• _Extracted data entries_
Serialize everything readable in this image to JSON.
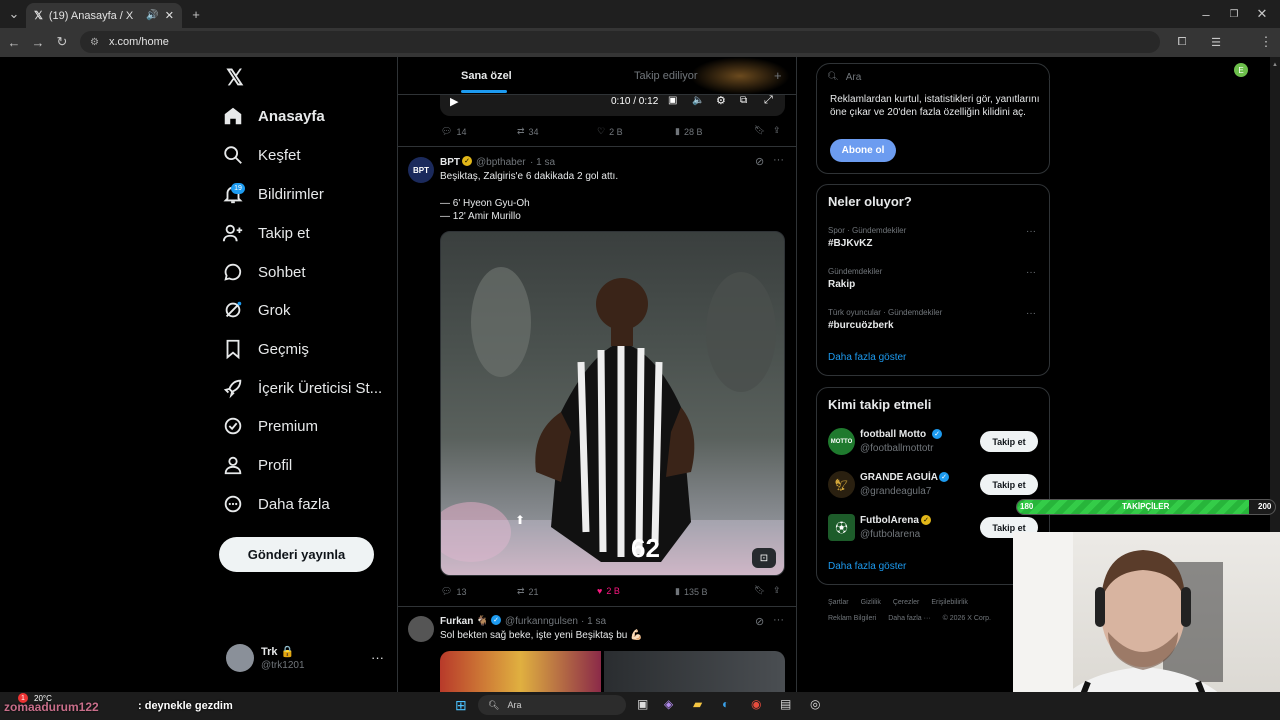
{
  "browser": {
    "tab_title": "(19) Anasayfa / X",
    "url": "x.com/home"
  },
  "nav": {
    "items": [
      "Anasayfa",
      "Keşfet",
      "Bildirimler",
      "Takip et",
      "Sohbet",
      "Grok",
      "Geçmiş",
      "İçerik Üreticisi St...",
      "Premium",
      "Profil",
      "Daha fazla"
    ],
    "notif_badge": "19",
    "post_button": "Gönderi yayınla",
    "account": {
      "name": "Trk 🔒",
      "handle": "@trk1201"
    }
  },
  "tabs": {
    "for_you": "Sana özel",
    "following": "Takip ediliyor"
  },
  "video": {
    "time": "0:10 / 0:12"
  },
  "prev_post_actions": {
    "replies": "14",
    "reposts": "34",
    "likes": "2 B",
    "views": "28 B"
  },
  "post1": {
    "author": "BPT",
    "handle": "@bpthaber",
    "time": "· 1 sa",
    "text1": "Beşiktaş, Zalgiris'e 6 dakikada 2 gol attı.",
    "line2": "— 6' Hyeon Gyu-Oh",
    "line3": "— 12' Amir Murillo",
    "replies": "13",
    "reposts": "21",
    "likes": "2 B",
    "views": "135 B"
  },
  "post2": {
    "author": "Furkan 🐐",
    "handle": "@furkanngulsen",
    "time": "· 1 sa",
    "text": "Sol bekten sağ beke, işte yeni Beşiktaş bu 💪🏻"
  },
  "search": {
    "placeholder": "Ara"
  },
  "premium": {
    "text": "Reklamlardan kurtul, istatistikleri gör, yanıtlarını öne çıkar ve 20'den fazla özelliğin kilidini aç.",
    "button": "Abone ol"
  },
  "trends": {
    "title": "Neler oluyor?",
    "items": [
      {
        "context": "Spor · Gündemdekiler",
        "name": "#BJKvKZ"
      },
      {
        "context": "Gündemdekiler",
        "name": "Rakip"
      },
      {
        "context": "Türk oyuncular · Gündemdekiler",
        "name": "#burcuözberk"
      }
    ],
    "more": "Daha fazla göster"
  },
  "who_to_follow": {
    "title": "Kimi takip etmeli",
    "items": [
      {
        "name": "football Motto",
        "handle": "@footballmottotr",
        "button": "Takip et"
      },
      {
        "name": "GRANDE AGUİA",
        "handle": "@grandeagula7",
        "button": "Takip et"
      },
      {
        "name": "FutbolArena",
        "handle": "@futbolarena",
        "button": "Takip et"
      }
    ],
    "more": "Daha fazla göster"
  },
  "footer": {
    "links1": [
      "Şartlar",
      "Gizlilik",
      "Çerezler",
      "Erişilebilirlik"
    ],
    "links2": [
      "Reklam Bilgileri",
      "Daha fazla ···",
      "© 2026 X Corp."
    ]
  },
  "overlay": {
    "left": "180",
    "label": "TAKİPÇİLER",
    "right": "200",
    "progress": 0.9
  },
  "chat": {
    "user": "zomaadurum122",
    "message": ": deynekle gezdim"
  },
  "taskbar": {
    "weather": "20°C",
    "search": "Ara"
  },
  "colors": {
    "accent": "#1d9bf0",
    "like": "#f91880",
    "overlay_green": "#2ecc40"
  }
}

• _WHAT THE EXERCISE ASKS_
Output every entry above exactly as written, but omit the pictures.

• _REPLY TO THE TASK_
Serialize everything readable in this image to JSON.
{
  "browser": {
    "tab_title": "(19) Anasayfa / X",
    "url": "x.com/home"
  },
  "nav": {
    "items": [
      "Anasayfa",
      "Keşfet",
      "Bildirimler",
      "Takip et",
      "Sohbet",
      "Grok",
      "Geçmiş",
      "İçerik Üreticisi St...",
      "Premium",
      "Profil",
      "Daha fazla"
    ],
    "notif_badge": "19",
    "post_button": "Gönderi yayınla",
    "account": {
      "name": "Trk 🔒",
      "handle": "@trk1201"
    }
  },
  "tabs": {
    "for_you": "Sana özel",
    "following": "Takip ediliyor"
  },
  "video": {
    "time": "0:10 / 0:12"
  },
  "prev_post_actions": {
    "replies": "14",
    "reposts": "34",
    "likes": "2 B",
    "views": "28 B"
  },
  "post1": {
    "author": "BPT",
    "handle": "@bpthaber",
    "time": "· 1 sa",
    "text1": "Beşiktaş, Zalgiris'e 6 dakikada 2 gol attı.",
    "line2": "— 6' Hyeon Gyu-Oh",
    "line3": "— 12' Amir Murillo",
    "replies": "13",
    "reposts": "21",
    "likes": "2 B",
    "views": "135 B"
  },
  "post2": {
    "author": "Furkan 🐐",
    "handle": "@furkanngulsen",
    "time": "· 1 sa",
    "text": "Sol bekten sağ beke, işte yeni Beşiktaş bu 💪🏻"
  },
  "search": {
    "placeholder": "Ara"
  },
  "premium": {
    "text": "Reklamlardan kurtul, istatistikleri gör, yanıtlarını öne çıkar ve 20'den fazla özelliğin kilidini aç.",
    "button": "Abone ol"
  },
  "trends": {
    "title": "Neler oluyor?",
    "items": [
      {
        "context": "Spor · Gündemdekiler",
        "name": "#BJKvKZ"
      },
      {
        "context": "Gündemdekiler",
        "name": "Rakip"
      },
      {
        "context": "Türk oyuncular · Gündemdekiler",
        "name": "#burcuözberk"
      }
    ],
    "more": "Daha fazla göster"
  },
  "who_to_follow": {
    "title": "Kimi takip etmeli",
    "items": [
      {
        "name": "football Motto",
        "handle": "@footballmottotr",
        "button": "Takip et"
      },
      {
        "name": "GRANDE AGUİA",
        "handle": "@grandeagula7",
        "button": "Takip et"
      },
      {
        "name": "FutbolArena",
        "handle": "@futbolarena",
        "button": "Takip et"
      }
    ],
    "more": "Daha fazla göster"
  },
  "footer": {
    "links1": [
      "Şartlar",
      "Gizlilik",
      "Çerezler",
      "Erişilebilirlik"
    ],
    "links2": [
      "Reklam Bilgileri",
      "Daha fazla ···",
      "© 2026 X Corp."
    ]
  },
  "overlay": {
    "left": "180",
    "label": "TAKİPÇİLER",
    "right": "200",
    "progress": 0.9
  },
  "chat": {
    "user": "zomaadurum122",
    "message": ": deynekle gezdim"
  },
  "taskbar": {
    "weather": "20°C",
    "search": "Ara"
  },
  "colors": {
    "accent": "#1d9bf0",
    "like": "#f91880",
    "overlay_green": "#2ecc40"
  }
}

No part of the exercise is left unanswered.